Any day now You’ll be coming home to me I know I can feel it in my soul I know You’ll be coming home to me Any day now You’ll be right on by my side baby And I’m gonna feel so fine Yeah, when you come home to me Bridge: ‘Cause I couldn’t stand that pain If you don’t love me like you did again Like you did before Any day now You’ll be coming back to me I know Baby please don’t go away Save it for some other day (guitar solo) Yeah I couldn’t stand that pain If you don’t love me like you did again Once more like you did before Any day now you’ll be right on by me And baby please don’t stray away Don’t stay away too long (Rambling: Baby please come back to me Come on baby You’re walking right through my door Come on baby, come on back to me I think it’s gonna work out fine I know it’s gonna work out fine You’re always on my mind You’re always on my mind) Jim Pembroke 1966 Artist: The Pems Line-up: Jim Pembroke, vocal, tambourine (probably) Jaakko Kaarala, guitar Heikki Kiiskinen, bass Raimo Rautarinne, drums Pertti Söderström, organ Release: B-side of 7” single RCA Victor FAS954 (early 1966) Studio/Producer/Engineer: unknown
General comment: This is the B-side of ‘I Don’t Mind, I Got Mine’, Jim Pembroke’s second single as lead singer and his debut as a songwriter.
The Music: Much of what I’ve said about the A-side would go for this one as well. Only this time we get two four-chord riffs for the verses and choruses with a three-chord riff in between, a slight elaboration. It is all pretty much the kind of structures you tend to come up with on a guitar if you ‘only’ know straight major chords. The organ is less prominent, with the guitar more up front, which isn’t necessarily an improvement. Also, it should perhaps have been considered to let the organist do the little solos in between rather than the guitarist. The singing seems less confident than on the A-side, and the time of year of the recording (in Finland) might explain why Pembroke sounds as if he has a slight cold. Not his best contribution, but still a darn sight better than many obscure and ‘legendary’ British and American singles from the same period fetching high prices on the collector’s market. Sparse but efficient ‘garage’ sound ought to have made this single a classic within this specific group of collecting.
The lyric: Like the A-side this is an okay lyric, musically, simply because it is just some patched together standard Rhythm & Blues phrases that are quite singable. Poetically, however, it is really under par – there is practically no real content here and certainly nothing that the world hasn’t heard before, and many times over. Once again, the poor narrator had been left by his girlfriend and is looking for different ways to cope with it.
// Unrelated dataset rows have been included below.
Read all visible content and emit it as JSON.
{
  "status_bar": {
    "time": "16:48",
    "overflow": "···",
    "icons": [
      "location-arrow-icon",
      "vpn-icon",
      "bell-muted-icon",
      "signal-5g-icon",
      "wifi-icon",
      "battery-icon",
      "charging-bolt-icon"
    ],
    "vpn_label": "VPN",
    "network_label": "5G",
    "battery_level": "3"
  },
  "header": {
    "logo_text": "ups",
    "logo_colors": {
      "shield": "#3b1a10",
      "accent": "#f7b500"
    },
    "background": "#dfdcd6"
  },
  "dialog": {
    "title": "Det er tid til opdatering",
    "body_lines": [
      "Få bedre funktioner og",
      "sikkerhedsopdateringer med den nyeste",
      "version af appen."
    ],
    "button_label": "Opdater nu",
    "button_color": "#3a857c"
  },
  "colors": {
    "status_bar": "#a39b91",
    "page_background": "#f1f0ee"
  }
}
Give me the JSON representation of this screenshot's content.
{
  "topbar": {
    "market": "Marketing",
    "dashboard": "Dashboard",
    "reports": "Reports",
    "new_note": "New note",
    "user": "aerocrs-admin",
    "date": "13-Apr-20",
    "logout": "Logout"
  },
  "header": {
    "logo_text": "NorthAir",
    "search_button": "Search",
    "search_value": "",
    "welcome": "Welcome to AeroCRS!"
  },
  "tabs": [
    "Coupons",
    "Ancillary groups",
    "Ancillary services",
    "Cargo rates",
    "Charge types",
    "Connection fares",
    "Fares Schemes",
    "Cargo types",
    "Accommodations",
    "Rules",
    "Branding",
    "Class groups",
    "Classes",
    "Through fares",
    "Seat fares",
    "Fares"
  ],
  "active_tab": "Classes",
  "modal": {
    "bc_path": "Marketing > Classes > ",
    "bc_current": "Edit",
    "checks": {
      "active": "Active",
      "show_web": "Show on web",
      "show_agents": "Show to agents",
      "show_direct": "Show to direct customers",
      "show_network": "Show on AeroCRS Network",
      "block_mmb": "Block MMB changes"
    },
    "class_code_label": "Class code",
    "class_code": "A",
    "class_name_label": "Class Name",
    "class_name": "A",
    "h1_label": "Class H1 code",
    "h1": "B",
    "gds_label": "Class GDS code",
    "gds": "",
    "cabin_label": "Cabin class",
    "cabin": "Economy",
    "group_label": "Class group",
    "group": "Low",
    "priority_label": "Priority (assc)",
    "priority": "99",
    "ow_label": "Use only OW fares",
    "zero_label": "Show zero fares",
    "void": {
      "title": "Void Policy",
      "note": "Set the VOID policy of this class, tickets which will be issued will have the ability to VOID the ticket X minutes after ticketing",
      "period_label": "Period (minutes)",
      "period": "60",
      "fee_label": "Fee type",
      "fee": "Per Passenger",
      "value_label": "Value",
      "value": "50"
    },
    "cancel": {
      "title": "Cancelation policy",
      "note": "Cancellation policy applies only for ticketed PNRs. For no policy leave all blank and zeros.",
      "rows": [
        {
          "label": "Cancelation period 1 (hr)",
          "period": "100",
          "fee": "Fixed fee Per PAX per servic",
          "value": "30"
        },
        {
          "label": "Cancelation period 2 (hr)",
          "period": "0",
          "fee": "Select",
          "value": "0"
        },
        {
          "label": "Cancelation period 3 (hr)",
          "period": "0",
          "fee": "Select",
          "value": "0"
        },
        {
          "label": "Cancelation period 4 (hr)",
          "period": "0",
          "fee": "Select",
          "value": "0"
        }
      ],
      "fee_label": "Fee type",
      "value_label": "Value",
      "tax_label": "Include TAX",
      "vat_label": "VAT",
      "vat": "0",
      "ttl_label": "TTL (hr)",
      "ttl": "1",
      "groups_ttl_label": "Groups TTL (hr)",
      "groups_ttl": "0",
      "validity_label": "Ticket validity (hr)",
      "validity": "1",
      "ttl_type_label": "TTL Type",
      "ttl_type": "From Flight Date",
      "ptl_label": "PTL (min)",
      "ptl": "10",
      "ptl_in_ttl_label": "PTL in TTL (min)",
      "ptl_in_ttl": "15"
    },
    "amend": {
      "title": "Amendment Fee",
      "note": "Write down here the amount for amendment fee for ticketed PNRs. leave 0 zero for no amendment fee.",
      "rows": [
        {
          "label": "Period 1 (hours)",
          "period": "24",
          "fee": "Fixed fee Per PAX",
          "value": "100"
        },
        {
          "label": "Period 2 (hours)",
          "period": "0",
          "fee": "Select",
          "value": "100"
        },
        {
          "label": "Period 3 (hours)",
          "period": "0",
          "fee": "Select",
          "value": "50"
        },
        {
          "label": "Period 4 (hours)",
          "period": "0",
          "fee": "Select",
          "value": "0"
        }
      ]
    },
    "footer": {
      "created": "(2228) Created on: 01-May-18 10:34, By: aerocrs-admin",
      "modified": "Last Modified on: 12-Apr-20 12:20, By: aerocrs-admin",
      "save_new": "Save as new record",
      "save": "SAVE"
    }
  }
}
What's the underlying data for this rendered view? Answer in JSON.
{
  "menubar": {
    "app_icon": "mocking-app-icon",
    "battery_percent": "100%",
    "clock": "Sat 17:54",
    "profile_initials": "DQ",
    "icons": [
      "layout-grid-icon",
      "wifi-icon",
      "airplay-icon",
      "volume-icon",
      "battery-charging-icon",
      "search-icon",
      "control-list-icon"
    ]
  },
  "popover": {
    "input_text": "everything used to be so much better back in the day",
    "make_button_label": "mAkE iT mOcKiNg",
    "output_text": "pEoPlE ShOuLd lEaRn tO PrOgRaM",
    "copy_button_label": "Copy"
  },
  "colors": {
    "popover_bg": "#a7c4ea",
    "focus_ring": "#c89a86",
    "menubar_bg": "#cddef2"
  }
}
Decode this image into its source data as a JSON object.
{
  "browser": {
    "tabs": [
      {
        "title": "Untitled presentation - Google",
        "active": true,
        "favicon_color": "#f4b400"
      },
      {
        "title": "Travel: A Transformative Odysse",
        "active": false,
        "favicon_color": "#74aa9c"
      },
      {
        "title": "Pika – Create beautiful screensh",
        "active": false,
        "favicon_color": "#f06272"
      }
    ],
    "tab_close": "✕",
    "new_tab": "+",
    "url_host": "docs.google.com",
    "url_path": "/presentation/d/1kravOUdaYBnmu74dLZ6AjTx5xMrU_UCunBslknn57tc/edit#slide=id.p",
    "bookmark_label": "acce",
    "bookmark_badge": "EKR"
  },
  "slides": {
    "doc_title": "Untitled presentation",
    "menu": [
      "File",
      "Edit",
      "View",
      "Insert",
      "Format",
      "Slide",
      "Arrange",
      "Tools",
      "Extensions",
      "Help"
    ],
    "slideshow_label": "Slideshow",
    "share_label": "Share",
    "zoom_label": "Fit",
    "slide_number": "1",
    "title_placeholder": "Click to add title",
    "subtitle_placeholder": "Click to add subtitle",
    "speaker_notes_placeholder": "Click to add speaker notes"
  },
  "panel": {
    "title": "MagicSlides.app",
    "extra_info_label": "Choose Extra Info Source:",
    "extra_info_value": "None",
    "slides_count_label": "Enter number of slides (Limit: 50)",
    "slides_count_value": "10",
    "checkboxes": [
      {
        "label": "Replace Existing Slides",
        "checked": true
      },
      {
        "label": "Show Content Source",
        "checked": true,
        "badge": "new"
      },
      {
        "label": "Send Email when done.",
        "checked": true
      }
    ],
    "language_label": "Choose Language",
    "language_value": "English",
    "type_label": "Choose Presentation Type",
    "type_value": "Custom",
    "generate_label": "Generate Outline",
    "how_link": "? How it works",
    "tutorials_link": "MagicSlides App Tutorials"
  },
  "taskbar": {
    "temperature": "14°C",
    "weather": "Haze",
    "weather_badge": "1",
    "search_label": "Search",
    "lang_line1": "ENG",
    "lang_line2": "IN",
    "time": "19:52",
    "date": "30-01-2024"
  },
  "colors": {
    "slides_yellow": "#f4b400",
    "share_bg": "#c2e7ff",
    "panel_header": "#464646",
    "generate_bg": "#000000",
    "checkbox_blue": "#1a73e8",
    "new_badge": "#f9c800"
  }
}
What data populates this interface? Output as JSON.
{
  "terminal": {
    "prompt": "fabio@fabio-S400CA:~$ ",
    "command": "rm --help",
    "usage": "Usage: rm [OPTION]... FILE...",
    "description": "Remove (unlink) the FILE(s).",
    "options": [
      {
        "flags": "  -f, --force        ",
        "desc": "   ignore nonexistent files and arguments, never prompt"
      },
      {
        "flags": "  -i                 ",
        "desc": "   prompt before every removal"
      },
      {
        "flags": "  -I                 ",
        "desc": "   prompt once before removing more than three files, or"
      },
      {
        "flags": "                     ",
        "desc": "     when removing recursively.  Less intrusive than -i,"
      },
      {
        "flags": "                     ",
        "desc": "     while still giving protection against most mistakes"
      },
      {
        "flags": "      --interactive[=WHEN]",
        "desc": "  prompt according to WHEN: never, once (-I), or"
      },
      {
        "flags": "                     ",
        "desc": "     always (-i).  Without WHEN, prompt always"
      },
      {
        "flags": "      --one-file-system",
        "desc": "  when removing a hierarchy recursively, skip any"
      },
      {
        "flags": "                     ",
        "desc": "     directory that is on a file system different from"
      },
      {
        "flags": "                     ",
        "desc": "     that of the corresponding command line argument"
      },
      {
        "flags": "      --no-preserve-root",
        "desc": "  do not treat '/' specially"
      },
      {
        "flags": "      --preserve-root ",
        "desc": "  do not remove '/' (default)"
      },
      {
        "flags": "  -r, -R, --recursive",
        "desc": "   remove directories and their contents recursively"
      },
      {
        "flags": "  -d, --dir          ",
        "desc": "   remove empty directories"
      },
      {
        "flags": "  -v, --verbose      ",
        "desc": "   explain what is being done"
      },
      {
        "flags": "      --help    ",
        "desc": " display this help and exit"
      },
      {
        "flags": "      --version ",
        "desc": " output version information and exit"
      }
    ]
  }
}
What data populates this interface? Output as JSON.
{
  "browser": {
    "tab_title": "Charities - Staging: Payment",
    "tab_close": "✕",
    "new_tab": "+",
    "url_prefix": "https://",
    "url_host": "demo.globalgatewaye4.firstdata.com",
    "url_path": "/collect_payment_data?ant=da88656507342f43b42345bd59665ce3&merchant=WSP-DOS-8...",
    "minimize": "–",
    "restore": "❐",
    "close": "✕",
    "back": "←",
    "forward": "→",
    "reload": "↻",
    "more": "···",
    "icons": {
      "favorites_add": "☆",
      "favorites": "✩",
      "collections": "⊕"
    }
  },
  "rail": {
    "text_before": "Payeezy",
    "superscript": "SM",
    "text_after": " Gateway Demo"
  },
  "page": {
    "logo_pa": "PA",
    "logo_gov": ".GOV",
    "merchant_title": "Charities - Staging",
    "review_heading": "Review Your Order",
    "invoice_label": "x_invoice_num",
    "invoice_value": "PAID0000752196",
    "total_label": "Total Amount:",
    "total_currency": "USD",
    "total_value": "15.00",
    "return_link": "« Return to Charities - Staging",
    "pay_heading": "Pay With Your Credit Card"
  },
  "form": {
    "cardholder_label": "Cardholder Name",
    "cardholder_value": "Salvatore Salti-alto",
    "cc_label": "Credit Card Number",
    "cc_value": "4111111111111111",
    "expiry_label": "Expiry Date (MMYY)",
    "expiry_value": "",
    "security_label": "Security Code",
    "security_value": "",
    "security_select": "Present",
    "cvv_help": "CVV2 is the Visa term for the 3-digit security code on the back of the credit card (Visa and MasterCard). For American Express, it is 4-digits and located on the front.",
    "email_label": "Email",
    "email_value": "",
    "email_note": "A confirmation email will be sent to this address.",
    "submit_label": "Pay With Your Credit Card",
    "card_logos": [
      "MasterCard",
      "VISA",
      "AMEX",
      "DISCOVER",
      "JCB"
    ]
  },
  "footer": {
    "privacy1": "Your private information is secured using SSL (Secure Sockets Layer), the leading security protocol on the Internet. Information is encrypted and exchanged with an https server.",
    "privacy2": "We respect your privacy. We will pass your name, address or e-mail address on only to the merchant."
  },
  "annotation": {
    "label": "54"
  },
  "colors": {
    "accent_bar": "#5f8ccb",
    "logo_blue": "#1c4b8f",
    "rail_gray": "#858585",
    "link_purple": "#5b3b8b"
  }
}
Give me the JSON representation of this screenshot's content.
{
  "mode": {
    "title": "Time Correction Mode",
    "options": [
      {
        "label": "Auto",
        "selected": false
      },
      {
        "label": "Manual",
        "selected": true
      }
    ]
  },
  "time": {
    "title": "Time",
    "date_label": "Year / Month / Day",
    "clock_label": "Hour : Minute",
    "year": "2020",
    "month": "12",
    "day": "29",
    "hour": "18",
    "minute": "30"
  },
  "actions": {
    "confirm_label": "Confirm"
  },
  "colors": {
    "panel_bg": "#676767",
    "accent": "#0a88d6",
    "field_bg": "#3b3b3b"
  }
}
The only interesting phrase is ‘I couldn’t stand that pain’. The Dylan-esque idea of using ‘that’ instead of ‘the’ gives a certain rustic American feel, which draws the listener into the lyric by seemingly referring to something that is already a well-established fact between the singer and his audience. It is a visually small but emotionally effective lyrical feature that Pembroke would employ abundantly later on.
-- Claes Johansen, 2007